Five votes from the minor Basque Nationalist Party are expected to swing a tightly-balanced no-confidence motion against Spain’s center-right prime minister Mariano Rajoy, whose party has been caught up in a kickback scandal.
“Resign, Mr Rajoy. Your time is up,” Pedro Sanchez, the leader of the opposition socialists PSOE, which initiated the motion, told Spain’s parliament during a specially-scheduled debate on Thursday morning, before calling for “democratic renewal”.
As Rajoy’s People’s Party (PP) holds only 134 out of 350 seats in the Congress of Deputies, the lower chamber of the Spanish parliament, the prime minister needs the support of others to survive Friday’s vote, which requires a simple majority.
With the socialists, Catalan parties and upstart leftists Podemos on one side, and liberal Ciudadanos abstaining, the Basque Nationalist Party (PNV) is left as the kingmaker with its handful of representatives.
Both factions have attempted to curry favor with it. Rajoy promised an increase in investment in the north-eastern region in last week’s budget, which the PNV helped to get over the line. Sanchez reassured the Basque nationalists by promising to stick to those spending commitments for the next year.
Multiple media reports circulated in the morning, suggesting that PNV had gone over to the no-confidence side, paving the way for a new socialist-led coalition. The party itself confirmed the decision on Thursday afternoon, leaving Rajoy to fall on his sword and resign himself, or face what looks like an inevitable defeat.
Meanwhile, a bitter debate ranged in the chamber, in which an unapologetic Rajoy, who has led the country since 2011, accused his ousters of “playing Mother Teresa” with corruption accusations in order to worm their way into power.
“Sanchez wants to reach the presidency, but not by winning elections like others,” said Rajoy, noting that PSOE captured a mere 85 seats at the last election in 2016. “Everything loses importance when it comes to your ambition. This is an unhelpful attempt to take advantage of any shortcut to reach power.”
Rajoy also defended his party over the corruption indictment that last week saw dozens of former PP officials and backers jailed for money laundering and fraud, for operating a kickbacks-for-contracts scheme between 1999 and 2006. PP itself was fined €240,000 for benefitting from the racket.
The 63-year-old prime minister said that the behavior of individuals was not reflective of the party as a whole, and pointed out numerous scandals in which opposition socialists have recently been embroiled.

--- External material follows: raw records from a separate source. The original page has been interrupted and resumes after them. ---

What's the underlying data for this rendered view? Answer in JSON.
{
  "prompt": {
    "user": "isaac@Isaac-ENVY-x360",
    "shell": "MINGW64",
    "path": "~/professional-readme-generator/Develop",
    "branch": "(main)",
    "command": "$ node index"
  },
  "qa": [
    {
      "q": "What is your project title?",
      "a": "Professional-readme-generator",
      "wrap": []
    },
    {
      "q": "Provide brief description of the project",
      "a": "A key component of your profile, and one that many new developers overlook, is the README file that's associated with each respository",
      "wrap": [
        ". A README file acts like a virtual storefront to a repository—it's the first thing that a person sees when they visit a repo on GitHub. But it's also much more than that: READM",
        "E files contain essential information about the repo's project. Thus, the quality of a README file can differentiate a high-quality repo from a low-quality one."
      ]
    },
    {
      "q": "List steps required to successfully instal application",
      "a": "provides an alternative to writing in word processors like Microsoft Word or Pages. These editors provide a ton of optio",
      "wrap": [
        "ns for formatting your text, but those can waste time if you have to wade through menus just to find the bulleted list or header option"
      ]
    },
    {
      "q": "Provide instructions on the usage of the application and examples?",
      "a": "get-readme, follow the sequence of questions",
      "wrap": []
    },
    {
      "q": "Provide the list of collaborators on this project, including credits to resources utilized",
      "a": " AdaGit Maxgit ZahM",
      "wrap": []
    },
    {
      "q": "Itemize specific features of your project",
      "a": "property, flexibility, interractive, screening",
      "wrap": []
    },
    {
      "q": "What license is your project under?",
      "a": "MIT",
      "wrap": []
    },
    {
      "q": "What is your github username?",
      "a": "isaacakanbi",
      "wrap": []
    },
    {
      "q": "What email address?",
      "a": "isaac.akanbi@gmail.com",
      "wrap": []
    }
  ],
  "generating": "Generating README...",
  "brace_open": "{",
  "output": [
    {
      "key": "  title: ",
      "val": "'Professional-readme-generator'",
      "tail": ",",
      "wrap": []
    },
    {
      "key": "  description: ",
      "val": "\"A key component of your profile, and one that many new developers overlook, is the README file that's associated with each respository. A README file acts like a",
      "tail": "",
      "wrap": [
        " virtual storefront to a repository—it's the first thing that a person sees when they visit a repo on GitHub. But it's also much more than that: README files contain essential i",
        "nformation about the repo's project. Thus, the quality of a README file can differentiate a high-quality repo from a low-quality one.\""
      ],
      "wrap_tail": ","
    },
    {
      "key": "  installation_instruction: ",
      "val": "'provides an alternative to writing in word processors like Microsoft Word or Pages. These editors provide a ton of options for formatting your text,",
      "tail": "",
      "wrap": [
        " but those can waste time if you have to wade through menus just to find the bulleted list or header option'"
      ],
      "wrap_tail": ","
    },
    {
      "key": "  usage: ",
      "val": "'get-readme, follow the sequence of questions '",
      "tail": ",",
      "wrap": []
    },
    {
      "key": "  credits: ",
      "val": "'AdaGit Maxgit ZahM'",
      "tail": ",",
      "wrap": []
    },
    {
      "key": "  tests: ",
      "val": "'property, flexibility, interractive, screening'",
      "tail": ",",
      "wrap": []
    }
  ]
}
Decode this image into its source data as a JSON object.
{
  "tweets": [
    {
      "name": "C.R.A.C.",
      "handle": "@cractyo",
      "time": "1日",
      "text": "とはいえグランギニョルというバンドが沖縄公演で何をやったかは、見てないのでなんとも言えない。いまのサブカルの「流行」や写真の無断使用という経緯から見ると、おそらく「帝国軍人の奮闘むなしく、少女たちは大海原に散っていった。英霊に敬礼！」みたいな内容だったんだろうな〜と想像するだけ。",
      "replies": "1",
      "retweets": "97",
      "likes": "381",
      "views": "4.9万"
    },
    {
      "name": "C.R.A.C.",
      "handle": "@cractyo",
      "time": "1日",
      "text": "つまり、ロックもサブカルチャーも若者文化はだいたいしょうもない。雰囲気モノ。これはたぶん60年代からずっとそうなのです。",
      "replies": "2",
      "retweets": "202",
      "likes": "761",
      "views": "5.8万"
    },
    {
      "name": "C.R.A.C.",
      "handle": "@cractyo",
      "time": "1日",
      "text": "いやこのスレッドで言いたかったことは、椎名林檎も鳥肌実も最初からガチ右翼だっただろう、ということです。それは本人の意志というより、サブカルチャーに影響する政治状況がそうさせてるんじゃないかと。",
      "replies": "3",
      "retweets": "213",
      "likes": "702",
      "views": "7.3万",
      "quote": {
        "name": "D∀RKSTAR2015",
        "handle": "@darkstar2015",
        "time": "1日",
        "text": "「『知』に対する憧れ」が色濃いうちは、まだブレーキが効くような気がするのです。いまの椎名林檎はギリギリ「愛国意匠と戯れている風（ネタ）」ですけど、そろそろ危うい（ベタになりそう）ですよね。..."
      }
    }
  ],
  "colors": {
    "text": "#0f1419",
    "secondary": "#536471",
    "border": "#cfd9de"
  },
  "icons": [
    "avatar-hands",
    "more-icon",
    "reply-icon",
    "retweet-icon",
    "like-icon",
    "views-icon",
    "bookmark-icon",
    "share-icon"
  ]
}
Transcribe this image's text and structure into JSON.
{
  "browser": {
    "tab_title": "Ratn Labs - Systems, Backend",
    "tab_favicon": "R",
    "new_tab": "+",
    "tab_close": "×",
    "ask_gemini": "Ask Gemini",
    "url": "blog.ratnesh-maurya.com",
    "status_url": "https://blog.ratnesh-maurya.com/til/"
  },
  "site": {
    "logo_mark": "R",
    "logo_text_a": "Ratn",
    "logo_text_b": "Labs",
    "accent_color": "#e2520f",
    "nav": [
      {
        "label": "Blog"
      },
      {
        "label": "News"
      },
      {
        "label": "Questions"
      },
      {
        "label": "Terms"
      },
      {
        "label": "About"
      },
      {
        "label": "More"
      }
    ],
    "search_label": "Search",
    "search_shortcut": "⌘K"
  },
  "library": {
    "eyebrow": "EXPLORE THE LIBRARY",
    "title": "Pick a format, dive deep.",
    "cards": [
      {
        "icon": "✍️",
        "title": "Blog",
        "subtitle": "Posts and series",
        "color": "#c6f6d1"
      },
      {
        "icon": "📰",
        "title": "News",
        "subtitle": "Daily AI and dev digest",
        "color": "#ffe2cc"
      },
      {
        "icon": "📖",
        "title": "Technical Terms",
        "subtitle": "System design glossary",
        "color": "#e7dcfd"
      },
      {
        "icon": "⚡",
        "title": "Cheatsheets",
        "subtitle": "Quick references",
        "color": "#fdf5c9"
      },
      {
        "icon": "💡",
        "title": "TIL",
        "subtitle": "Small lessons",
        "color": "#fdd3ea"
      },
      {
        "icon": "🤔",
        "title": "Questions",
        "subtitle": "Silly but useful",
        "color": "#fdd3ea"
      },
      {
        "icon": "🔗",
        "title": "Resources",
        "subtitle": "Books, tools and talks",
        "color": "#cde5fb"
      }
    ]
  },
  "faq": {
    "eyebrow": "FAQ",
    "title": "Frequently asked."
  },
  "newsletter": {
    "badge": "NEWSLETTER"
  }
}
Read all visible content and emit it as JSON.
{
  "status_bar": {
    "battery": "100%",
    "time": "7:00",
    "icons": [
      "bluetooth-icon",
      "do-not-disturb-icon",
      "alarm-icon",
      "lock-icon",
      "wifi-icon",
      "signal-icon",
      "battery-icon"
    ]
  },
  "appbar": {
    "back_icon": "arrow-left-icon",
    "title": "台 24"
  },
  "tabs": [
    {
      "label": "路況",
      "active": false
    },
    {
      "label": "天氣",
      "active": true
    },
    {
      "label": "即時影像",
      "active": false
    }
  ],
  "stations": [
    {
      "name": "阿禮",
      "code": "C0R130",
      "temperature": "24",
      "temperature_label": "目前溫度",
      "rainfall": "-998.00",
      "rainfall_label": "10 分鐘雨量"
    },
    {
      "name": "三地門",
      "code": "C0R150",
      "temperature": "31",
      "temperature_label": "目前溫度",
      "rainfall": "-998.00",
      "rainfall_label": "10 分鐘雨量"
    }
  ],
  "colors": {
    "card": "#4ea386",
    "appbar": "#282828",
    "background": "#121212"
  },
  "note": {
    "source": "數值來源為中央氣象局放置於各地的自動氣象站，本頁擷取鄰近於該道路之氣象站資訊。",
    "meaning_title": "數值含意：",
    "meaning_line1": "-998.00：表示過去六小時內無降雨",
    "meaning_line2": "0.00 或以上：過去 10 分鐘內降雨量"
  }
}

While the so-called Gurtel court case served as a pretext for the latest proceedings, PP has been vulnerable to toppling ever since it stitched together a weak coalition following a political deadlock two years ago.
Even if the current motion were to somehow fail, Ciudadanos say they will launch no-confidence proceedings of its own, with the aim of calling a fresh election for autumn, which could produce a more decisive result, and another swing away from the teetering centrist parties.